Last time, I’ve written a post on the basics of a freelance contract and why you should learn how to write one. Surely, if freelancing is a game, there are rules to play. But what majority of freelancers forget is that in order to succeed, one must relearn the ancient art of negotiation, where preparation is the key to getting what you want from the project. Negotiating is perhaps the most difficult part of the process, where every word can spell the big difference between getting hired or getting fired. Are you struggling to turn the tables and get what you really want?
How Freelancers Can Negotiate With Their Potential Clients
You may have applied for a job opening and you suddenly got an interview invite, or perhaps, someone sent you a note that they would like to interview you for a freelance job. At this stage, you feel that adrenaline rush, a mix of excitement and anticipation. STOP! You need to keep your cool and learn how to negotiate your way to success. Here’s how:
Before the Interview
1. What do you really want?
Ask yourself this before you even say yes to the invitation. Are you looking for a short term deal or a long term gig? How much are you willing to sell your services for and how far are you willing to compromise, if ever the client tries to negotiate for a lower price. Many freelancers make the major mistake of devaluing their services in a hope of getting the client to say ‘yes’. You have to believe in yourself so you can ask boldly for what you’re worth.
2. What are your goals?
Will accepting the project be beneficial for your career growth in the long run? Is your rate realistic with what the market is offering? You need to do some research in your niche on your rates, as well as arm yourself with knowledge on the industry trends. One of the major goals any freelancer should keep is to stop the fear of not getting hired for the project.
During the Interview
1. Who is your client?
There are many times when clients don’t really fill in the details about the project, and this can even include their business name. If you’re lucky enough to have info on the client’s business, you can always type in a search at Google. If not, you can ask important questions that answer who your client is, what industry they are into, what are their products and services, and why they need your services in the first place. Ask all the questions you need to know for the ‘devil is in the details’.
2. Show, Don’t Tell
There’s a trick in the book where you can always start bargaining for a pay rate that’s 25% more than what you’re really charging – so it gives room for negotiation. By showing what you can do, instead of simply telling them what you have achieved, you’re one step closer to getting what you want. The key here is to show them results from your previous projects and show them the cost of hiring you – by focusing on the benefits that they will get from your services, instead of your rates.

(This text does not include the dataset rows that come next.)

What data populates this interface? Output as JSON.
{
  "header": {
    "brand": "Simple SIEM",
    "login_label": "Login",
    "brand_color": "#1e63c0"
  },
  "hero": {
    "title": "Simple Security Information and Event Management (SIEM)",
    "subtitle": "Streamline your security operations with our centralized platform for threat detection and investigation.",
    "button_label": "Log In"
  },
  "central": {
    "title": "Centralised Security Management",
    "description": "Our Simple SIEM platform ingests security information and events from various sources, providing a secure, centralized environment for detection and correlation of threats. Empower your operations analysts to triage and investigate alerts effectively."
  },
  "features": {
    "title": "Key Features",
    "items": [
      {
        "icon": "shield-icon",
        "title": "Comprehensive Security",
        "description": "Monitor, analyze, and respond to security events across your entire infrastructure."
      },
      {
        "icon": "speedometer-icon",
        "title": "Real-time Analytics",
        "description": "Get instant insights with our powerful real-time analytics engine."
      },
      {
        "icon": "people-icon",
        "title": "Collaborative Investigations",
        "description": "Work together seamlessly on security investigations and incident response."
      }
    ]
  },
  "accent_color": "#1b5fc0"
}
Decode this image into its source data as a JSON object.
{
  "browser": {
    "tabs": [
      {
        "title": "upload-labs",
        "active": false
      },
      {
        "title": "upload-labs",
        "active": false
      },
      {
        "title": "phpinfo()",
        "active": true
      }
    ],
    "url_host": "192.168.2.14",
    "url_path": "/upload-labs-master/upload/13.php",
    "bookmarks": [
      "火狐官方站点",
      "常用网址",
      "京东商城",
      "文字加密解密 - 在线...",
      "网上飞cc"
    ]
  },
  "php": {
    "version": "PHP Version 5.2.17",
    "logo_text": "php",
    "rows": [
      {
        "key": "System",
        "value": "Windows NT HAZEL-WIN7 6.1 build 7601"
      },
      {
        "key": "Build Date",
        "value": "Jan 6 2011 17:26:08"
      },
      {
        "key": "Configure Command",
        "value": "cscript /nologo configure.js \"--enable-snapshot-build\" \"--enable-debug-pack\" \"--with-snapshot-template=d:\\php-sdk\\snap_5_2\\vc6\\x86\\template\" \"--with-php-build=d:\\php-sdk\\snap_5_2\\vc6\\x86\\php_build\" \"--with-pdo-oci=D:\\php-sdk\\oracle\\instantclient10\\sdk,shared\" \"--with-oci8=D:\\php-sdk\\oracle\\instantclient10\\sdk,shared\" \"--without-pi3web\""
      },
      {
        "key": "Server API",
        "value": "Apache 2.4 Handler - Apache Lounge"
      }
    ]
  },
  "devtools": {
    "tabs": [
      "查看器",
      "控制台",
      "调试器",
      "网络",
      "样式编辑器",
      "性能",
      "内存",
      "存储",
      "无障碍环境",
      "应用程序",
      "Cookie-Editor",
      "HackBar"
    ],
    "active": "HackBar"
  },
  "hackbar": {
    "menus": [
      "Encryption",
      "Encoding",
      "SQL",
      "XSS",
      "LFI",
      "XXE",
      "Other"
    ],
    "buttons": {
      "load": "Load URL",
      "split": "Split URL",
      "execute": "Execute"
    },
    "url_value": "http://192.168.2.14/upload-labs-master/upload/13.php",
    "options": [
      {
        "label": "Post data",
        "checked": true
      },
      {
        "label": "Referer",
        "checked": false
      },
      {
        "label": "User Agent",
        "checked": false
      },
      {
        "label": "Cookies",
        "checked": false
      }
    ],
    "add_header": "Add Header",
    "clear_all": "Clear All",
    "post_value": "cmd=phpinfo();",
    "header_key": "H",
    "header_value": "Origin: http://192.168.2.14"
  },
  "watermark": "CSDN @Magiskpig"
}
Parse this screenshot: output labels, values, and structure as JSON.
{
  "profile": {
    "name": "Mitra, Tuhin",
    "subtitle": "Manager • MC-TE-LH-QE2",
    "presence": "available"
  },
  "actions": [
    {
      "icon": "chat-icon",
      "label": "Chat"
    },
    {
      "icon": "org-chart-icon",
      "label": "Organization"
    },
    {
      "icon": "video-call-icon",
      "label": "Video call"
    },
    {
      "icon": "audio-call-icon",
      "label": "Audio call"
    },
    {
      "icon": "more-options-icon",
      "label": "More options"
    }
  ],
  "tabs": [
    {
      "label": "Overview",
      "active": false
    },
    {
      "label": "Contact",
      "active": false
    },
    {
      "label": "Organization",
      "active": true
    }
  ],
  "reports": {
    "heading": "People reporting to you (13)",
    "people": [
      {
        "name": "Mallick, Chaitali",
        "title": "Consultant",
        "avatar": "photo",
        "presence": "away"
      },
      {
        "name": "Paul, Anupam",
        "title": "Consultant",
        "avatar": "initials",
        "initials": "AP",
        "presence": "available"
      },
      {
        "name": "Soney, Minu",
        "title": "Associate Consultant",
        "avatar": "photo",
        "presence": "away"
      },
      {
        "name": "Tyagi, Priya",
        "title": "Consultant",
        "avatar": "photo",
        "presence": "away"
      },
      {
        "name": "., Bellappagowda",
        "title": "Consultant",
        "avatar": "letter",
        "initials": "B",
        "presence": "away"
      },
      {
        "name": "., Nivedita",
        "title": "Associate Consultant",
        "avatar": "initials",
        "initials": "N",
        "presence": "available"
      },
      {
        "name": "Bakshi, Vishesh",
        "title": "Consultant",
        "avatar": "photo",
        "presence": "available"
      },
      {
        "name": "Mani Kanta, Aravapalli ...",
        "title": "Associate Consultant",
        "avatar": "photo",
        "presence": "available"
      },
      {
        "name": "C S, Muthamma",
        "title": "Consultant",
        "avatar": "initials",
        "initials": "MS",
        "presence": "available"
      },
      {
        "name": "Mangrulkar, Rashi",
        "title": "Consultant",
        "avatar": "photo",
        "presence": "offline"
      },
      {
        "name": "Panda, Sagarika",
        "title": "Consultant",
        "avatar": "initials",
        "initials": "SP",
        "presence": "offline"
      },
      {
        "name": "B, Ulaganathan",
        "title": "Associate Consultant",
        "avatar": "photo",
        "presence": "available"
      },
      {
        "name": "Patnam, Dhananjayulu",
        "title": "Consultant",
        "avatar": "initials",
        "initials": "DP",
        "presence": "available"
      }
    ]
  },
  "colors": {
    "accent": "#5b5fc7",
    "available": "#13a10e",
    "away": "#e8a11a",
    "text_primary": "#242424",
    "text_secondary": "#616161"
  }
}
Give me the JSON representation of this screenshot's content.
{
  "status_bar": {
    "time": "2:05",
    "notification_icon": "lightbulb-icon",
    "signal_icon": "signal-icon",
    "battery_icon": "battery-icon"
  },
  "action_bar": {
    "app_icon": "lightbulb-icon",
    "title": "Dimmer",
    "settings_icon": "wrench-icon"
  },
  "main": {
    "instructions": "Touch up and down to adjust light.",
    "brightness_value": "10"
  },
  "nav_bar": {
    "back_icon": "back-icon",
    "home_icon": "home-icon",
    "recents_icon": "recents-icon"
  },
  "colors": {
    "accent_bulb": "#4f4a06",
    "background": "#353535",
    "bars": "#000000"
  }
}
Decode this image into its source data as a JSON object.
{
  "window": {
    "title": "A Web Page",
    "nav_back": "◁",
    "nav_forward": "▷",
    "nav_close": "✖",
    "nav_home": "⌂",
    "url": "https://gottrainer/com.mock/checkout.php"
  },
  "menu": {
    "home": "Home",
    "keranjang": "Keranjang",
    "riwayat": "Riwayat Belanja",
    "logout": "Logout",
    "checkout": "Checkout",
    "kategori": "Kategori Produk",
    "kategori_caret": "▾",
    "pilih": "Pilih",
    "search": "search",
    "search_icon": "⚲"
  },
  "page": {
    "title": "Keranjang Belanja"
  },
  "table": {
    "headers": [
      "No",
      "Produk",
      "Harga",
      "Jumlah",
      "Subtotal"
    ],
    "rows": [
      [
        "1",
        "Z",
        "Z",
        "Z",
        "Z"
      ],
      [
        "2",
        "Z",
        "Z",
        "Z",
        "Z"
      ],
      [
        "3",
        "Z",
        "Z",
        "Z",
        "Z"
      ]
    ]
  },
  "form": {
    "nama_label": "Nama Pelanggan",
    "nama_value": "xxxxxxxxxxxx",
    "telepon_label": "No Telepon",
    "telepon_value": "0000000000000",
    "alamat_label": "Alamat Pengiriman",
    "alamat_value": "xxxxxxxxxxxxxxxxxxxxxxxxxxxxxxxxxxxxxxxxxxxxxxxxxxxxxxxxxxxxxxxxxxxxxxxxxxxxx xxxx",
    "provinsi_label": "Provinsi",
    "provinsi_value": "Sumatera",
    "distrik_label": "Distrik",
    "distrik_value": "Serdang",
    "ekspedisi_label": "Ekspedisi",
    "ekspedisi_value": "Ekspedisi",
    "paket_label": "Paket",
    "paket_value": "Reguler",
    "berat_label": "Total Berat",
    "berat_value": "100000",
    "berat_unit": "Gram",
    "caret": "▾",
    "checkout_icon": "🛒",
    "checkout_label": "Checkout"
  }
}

3. Stick to Your Guns
It doesn’t take a lot of effort that you’re locked in a dead-end conversation, where the client simply says, ” I can’t afford your price right now” or any other tentative-sounding terms like “hoping, thinking, looking..” and so on. If you sense that you’re being bluffed, simply be firm with your rates. Sometimes, clients will offer you a lower rate with a promise of getting bonuses and increase. Unless it is in writing, you should not rush into anything. Here’s where you trust your gut feeling and take that chance to be flexible. If you think that accepting the project will help you grow your freelance career, you can always offer a one-time discount, or offer fewer hours of work for the rate. Keep in mind that you are not pressured to agree and you’re free to walk away from the deal.
After the Interview
1. Mind Your Manners
The conversation may not always end up to your favor, but you still have to be polite and simply thank them for their time. You can even ask to get connected via social networking sites like LinkedIn or Twitter. Just because they can’t afford your services now doesn’t mean they can’t in the future.
2. Don’t Take It Personal
Sometimes, the problem is not you… so you need to keep your rainbow of positivity shining and simply move on. By taking notes on your recent negotiation, you can get some pointers for your next haggling session.
As freelancers, we always hear this timeworn advice that we should charge what our time is worth… But is it really wise to do so? I think we should charge base on the value of what we really do and what value it will give our clients. In the end, successful negotiation is all about careful listening, acknowledging your prospects’ needs and making them see your side of the argument – without them knowing that you’re winning.
Do you think that there’s such a thing as a ‘perfect deal’ when it comes to negotiating with clients? Share your thoughts!